#### How to complete this task:
What number of lines in the entries hold the string "badge"? Answer with it alone.
[[ Material shown open ]]
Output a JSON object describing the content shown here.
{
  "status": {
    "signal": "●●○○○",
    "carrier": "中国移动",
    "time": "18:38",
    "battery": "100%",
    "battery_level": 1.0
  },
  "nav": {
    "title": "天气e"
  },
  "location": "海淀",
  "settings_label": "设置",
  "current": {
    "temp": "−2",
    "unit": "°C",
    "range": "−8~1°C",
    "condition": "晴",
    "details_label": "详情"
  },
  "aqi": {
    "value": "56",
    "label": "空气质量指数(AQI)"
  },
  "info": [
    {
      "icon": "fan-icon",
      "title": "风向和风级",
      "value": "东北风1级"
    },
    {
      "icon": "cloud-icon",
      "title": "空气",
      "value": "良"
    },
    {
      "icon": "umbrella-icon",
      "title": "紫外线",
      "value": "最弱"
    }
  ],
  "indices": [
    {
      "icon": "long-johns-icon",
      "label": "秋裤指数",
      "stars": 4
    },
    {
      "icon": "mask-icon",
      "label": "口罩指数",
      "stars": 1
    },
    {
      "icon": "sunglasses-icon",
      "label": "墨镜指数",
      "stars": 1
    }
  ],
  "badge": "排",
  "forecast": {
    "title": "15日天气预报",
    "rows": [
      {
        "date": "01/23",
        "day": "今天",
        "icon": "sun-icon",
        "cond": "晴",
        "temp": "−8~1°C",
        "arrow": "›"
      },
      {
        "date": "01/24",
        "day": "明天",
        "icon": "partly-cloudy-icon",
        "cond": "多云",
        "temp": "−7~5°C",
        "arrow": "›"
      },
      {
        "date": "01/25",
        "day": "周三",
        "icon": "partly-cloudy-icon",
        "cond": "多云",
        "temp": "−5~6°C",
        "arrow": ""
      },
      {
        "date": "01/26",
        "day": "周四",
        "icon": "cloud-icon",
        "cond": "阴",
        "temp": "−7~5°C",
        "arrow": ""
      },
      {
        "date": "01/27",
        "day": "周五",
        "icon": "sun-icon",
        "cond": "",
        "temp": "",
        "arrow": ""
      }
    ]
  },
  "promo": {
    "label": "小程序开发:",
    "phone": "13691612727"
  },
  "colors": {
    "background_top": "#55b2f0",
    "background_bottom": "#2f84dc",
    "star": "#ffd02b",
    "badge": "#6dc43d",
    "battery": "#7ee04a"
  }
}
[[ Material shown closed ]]
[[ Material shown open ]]
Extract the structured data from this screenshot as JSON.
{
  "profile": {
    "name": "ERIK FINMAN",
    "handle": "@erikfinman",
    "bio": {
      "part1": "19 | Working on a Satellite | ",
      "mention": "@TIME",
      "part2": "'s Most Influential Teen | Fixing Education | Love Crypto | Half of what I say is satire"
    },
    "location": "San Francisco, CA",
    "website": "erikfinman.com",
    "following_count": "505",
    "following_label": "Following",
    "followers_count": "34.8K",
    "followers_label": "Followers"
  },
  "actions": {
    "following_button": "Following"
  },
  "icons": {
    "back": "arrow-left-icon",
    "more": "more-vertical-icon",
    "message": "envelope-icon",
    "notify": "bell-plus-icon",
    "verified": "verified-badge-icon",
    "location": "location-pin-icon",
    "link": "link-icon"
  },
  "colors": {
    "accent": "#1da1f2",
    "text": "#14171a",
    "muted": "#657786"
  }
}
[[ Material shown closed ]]
#### Solution for this exercise:
3